##### LISTED ENTRIES #####
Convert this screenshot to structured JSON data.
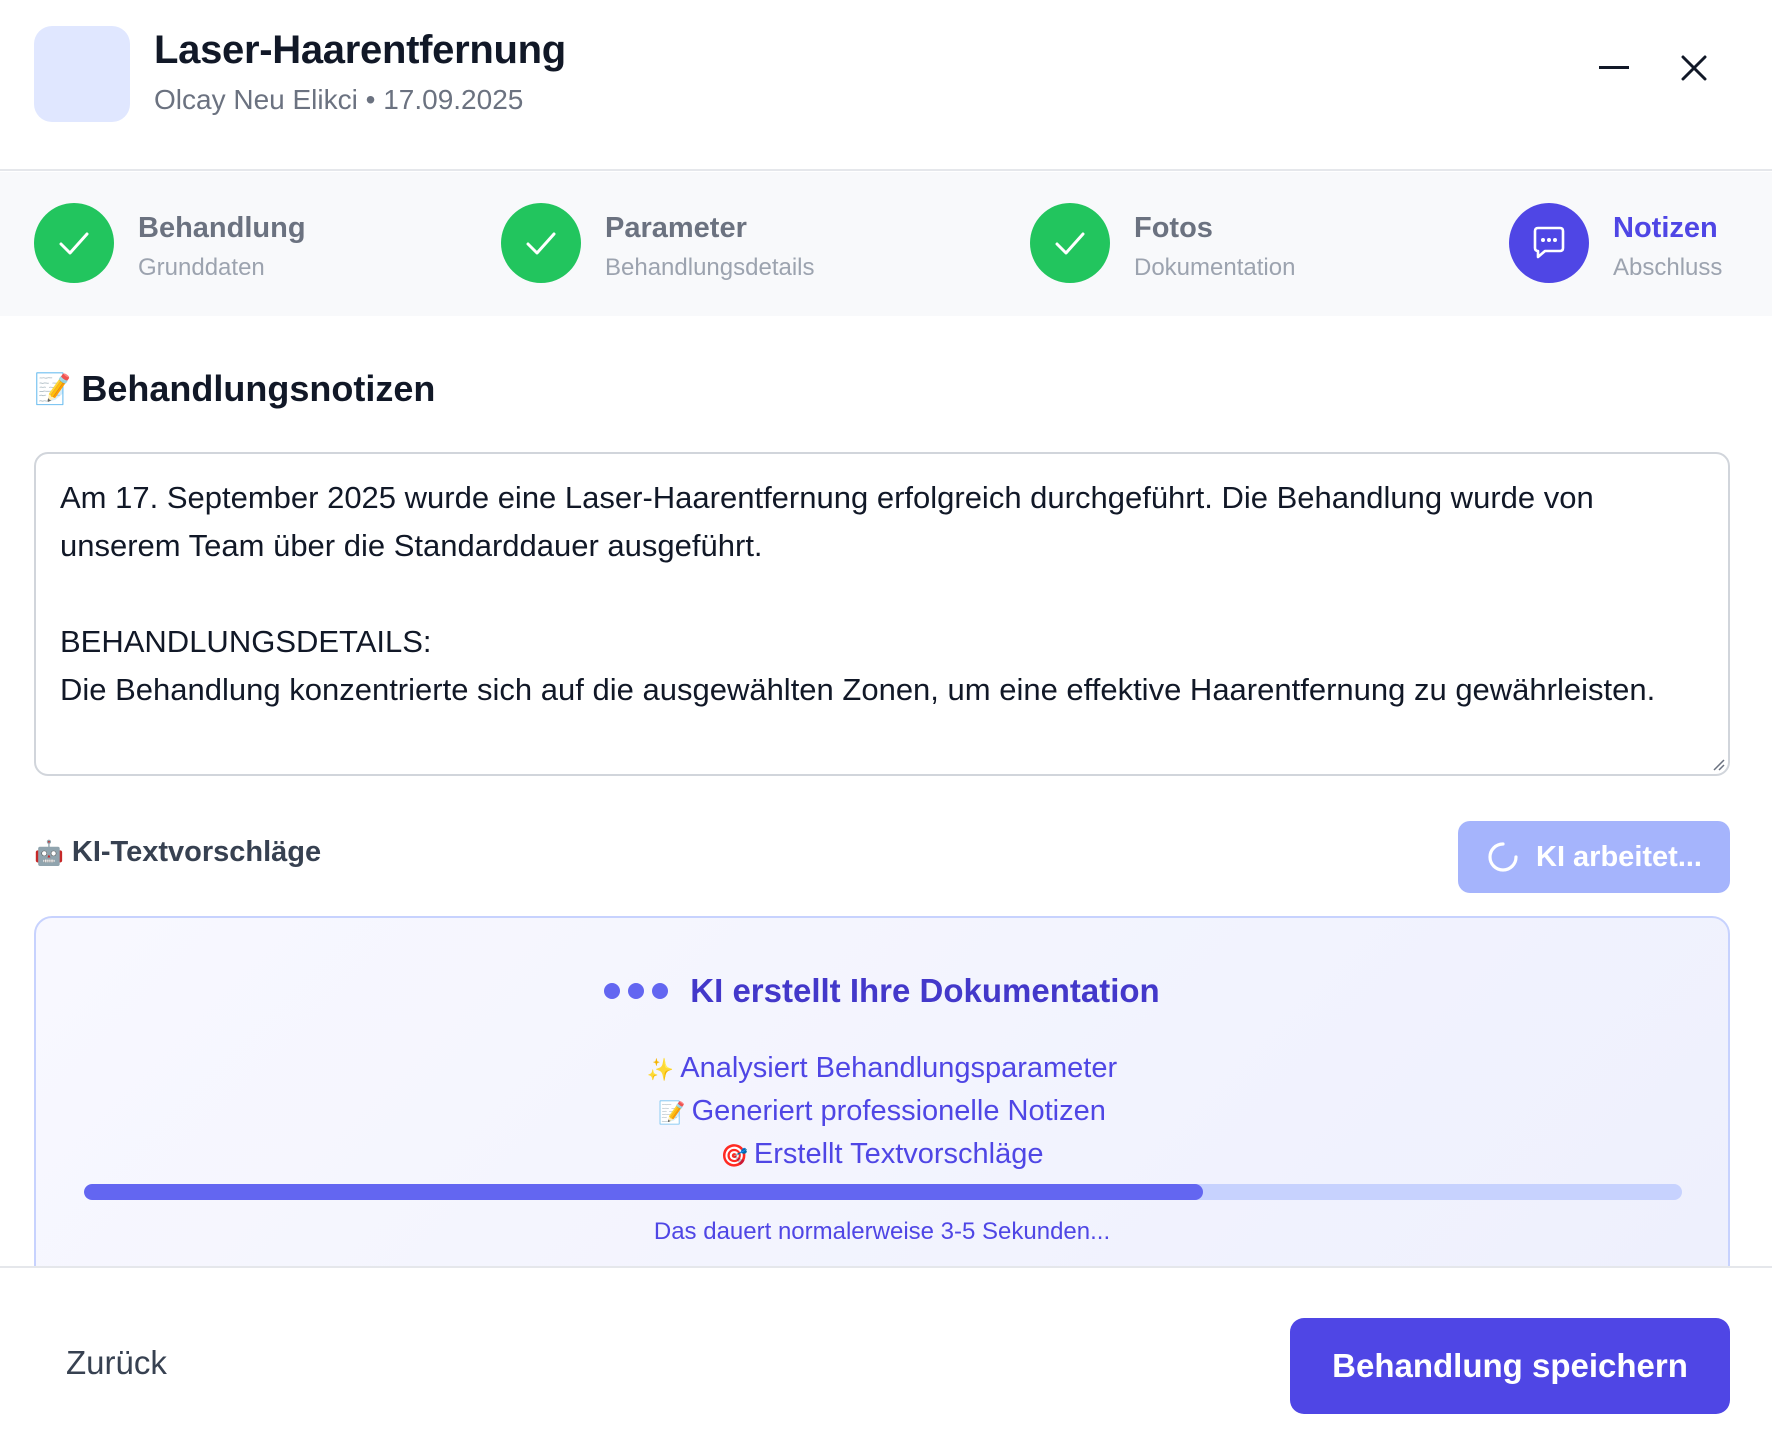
{
  "header": {
    "title": "Laser-Haarentfernung",
    "subtitle": "Olcay Neu Elikci • 17.09.2025",
    "minimize_icon": "minus-icon",
    "close_icon": "close-icon"
  },
  "steps": [
    {
      "label": "Behandlung",
      "sub": "Grunddaten",
      "status": "done",
      "icon": "check-icon"
    },
    {
      "label": "Parameter",
      "sub": "Behandlungsdetails",
      "status": "done",
      "icon": "check-icon"
    },
    {
      "label": "Fotos",
      "sub": "Dokumentation",
      "status": "done",
      "icon": "check-icon"
    },
    {
      "label": "Notizen",
      "sub": "Abschluss",
      "status": "active",
      "icon": "chat-bubble-icon"
    }
  ],
  "notes": {
    "section_emoji": "📝",
    "section_title": "Behandlungsnotizen",
    "text": "Am 17. September 2025 wurde eine Laser-Haarentfernung erfolgreich durchgeführt. Die Behandlung wurde von unserem Team über die Standarddauer ausgeführt.\n\nBEHANDLUNGSDETAILS:\nDie Behandlung konzentrierte sich auf die ausgewählten Zonen, um eine effektive Haarentfernung zu gewährleisten."
  },
  "ai": {
    "label_emoji": "🤖",
    "label": "KI-Textvorschläge",
    "button_label": "KI arbeitet...",
    "panel_title": "KI erstellt Ihre Dokumentation",
    "items": [
      {
        "emoji": "✨",
        "text": "Analysiert Behandlungsparameter"
      },
      {
        "emoji": "📝",
        "text": "Generiert professionelle Notizen"
      },
      {
        "emoji": "🎯",
        "text": "Erstellt Textvorschläge"
      }
    ],
    "progress": 0.7,
    "note": "Das dauert normalerweise 3-5 Sekunden..."
  },
  "footer": {
    "back_label": "Zurück",
    "save_label": "Behandlung speichern"
  },
  "colors": {
    "accent": "#4f46e5",
    "success": "#22c55e",
    "ai_button": "#a5b4fc",
    "progress_track": "#c7d2fe"
  }
}
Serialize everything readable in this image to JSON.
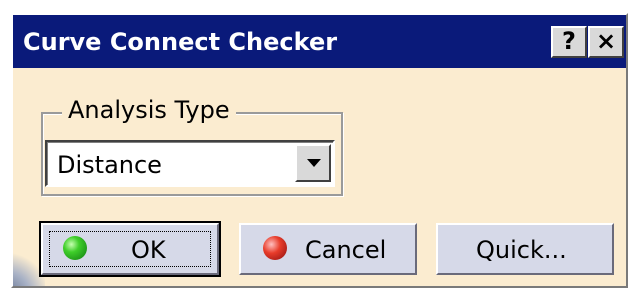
{
  "window": {
    "title": "Curve Connect Checker",
    "help_button": "?",
    "close_button": "×"
  },
  "analysis_type": {
    "group_label": "Analysis Type",
    "selected": "Distance"
  },
  "buttons": {
    "ok": "OK",
    "cancel": "Cancel",
    "quick": "Quick..."
  },
  "colors": {
    "titlebar": "#0a1a7a",
    "dialog_background": "#fbecd0",
    "button_face": "#d6d9e8",
    "ok_indicator": "#3fce2a",
    "cancel_indicator": "#e83c2a"
  },
  "icons": {
    "ok": "green-led-icon",
    "cancel": "red-led-icon",
    "dropdown": "chevron-down-icon"
  }
}
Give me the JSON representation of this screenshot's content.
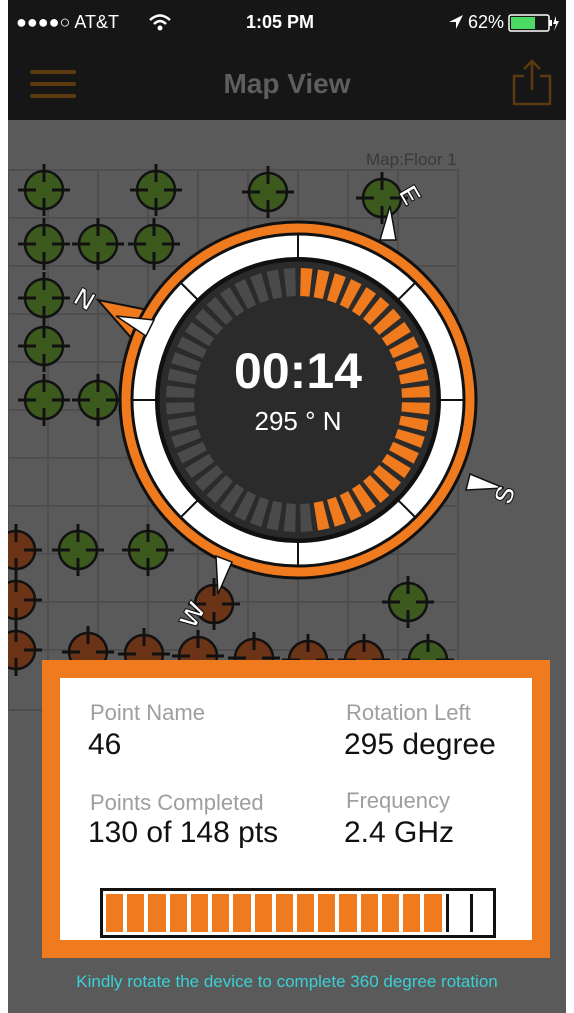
{
  "status_bar": {
    "carrier": "●●●●○ AT&T",
    "time": "1:05 PM",
    "battery": "62%"
  },
  "nav": {
    "title": "Map View",
    "menu_icon": "hamburger-menu-icon",
    "share_icon": "share-icon"
  },
  "map": {
    "label": "Map:Floor 1"
  },
  "compass": {
    "timer": "00:14",
    "heading": "295 ° N",
    "progress_fraction": 0.48,
    "markers": {
      "n": "N",
      "e": "E",
      "s": "S",
      "w": "W"
    }
  },
  "info": {
    "point_name_label": "Point Name",
    "point_name_value": "46",
    "rotation_left_label": "Rotation Left",
    "rotation_left_value": "295 degree",
    "points_completed_label": "Points Completed",
    "points_completed_value": "130 of 148 pts",
    "frequency_label": "Frequency",
    "frequency_value": "2.4 GHz",
    "progress_filled": 16,
    "progress_total": 18
  },
  "hint": "Kindly rotate the device to complete 360 degree rotation",
  "colors": {
    "accent": "#f07a1e",
    "hint": "#3ad1d6",
    "bar": "#161616"
  }
}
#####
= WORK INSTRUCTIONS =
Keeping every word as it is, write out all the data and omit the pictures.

= SOLVED PROBLEM =
Convert this screenshot to structured JSON data.
{
  "header": {
    "title": "Laser-Haarentfernung",
    "subtitle": "Olcay Neu Elikci • 17.09.2025",
    "minimize_icon": "minus-icon",
    "close_icon": "close-icon"
  },
  "steps": [
    {
      "label": "Behandlung",
      "sub": "Grunddaten",
      "status": "done",
      "icon": "check-icon"
    },
    {
      "label": "Parameter",
      "sub": "Behandlungsdetails",
      "status": "done",
      "icon": "check-icon"
    },
    {
      "label": "Fotos",
      "sub": "Dokumentation",
      "status": "done",
      "icon": "check-icon"
    },
    {
      "label": "Notizen",
      "sub": "Abschluss",
      "status": "active",
      "icon": "chat-bubble-icon"
    }
  ],
  "notes": {
    "section_emoji": "📝",
    "section_title": "Behandlungsnotizen",
    "text": "Am 17. September 2025 wurde eine Laser-Haarentfernung erfolgreich durchgeführt. Die Behandlung wurde von unserem Team über die Standarddauer ausgeführt.\n\nBEHANDLUNGSDETAILS:\nDie Behandlung konzentrierte sich auf die ausgewählten Zonen, um eine effektive Haarentfernung zu gewährleisten."
  },
  "ai": {
    "label_emoji": "🤖",
    "label": "KI-Textvorschläge",
    "button_label": "KI arbeitet...",
    "panel_title": "KI erstellt Ihre Dokumentation",
    "items": [
      {
        "emoji": "✨",
        "text": "Analysiert Behandlungsparameter"
      },
      {
        "emoji": "📝",
        "text": "Generiert professionelle Notizen"
      },
      {
        "emoji": "🎯",
        "text": "Erstellt Textvorschläge"
      }
    ],
    "progress": 0.7,
    "note": "Das dauert normalerweise 3-5 Sekunden..."
  },
  "footer": {
    "back_label": "Zurück",
    "save_label": "Behandlung speichern"
  },
  "colors": {
    "accent": "#4f46e5",
    "success": "#22c55e",
    "ai_button": "#a5b4fc",
    "progress_track": "#c7d2fe"
  }
}
Serialize everything readable in this image to JSON.
{
  "window": {
    "title": "Curve Connect Checker",
    "help_button": "?",
    "close_button": "×"
  },
  "analysis_type": {
    "group_label": "Analysis Type",
    "selected": "Distance"
  },
  "buttons": {
    "ok": "OK",
    "cancel": "Cancel",
    "quick": "Quick..."
  },
  "colors": {
    "titlebar": "#0a1a7a",
    "dialog_background": "#fbecd0",
    "button_face": "#d6d9e8",
    "ok_indicator": "#3fce2a",
    "cancel_indicator": "#e83c2a"
  },
  "icons": {
    "ok": "green-led-icon",
    "cancel": "red-led-icon",
    "dropdown": "chevron-down-icon"
  }
}
Give me the JSON representation of this screenshot's content.
{
  "status_bar": {
    "carrier": "●●●●○ AT&T",
    "time": "1:05 PM",
    "battery": "62%"
  },
  "nav": {
    "title": "Map View",
    "menu_icon": "hamburger-menu-icon",
    "share_icon": "share-icon"
  },
  "map": {
    "label": "Map:Floor 1"
  },
  "compass": {
    "timer": "00:14",
    "heading": "295 ° N",
    "progress_fraction": 0.48,
    "markers": {
      "n": "N",
      "e": "E",
      "s": "S",
      "w": "W"
    }
  },
  "info": {
    "point_name_label": "Point Name",
    "point_name_value": "46",
    "rotation_left_label": "Rotation Left",
    "rotation_left_value": "295 degree",
    "points_completed_label": "Points Completed",
    "points_completed_value": "130 of 148 pts",
    "frequency_label": "Frequency",
    "frequency_value": "2.4 GHz",
    "progress_filled": 16,
    "progress_total": 18
  },
  "hint": "Kindly rotate the device to complete 360 degree rotation",
  "colors": {
    "accent": "#f07a1e",
    "hint": "#3ad1d6",
    "bar": "#161616"
  }
}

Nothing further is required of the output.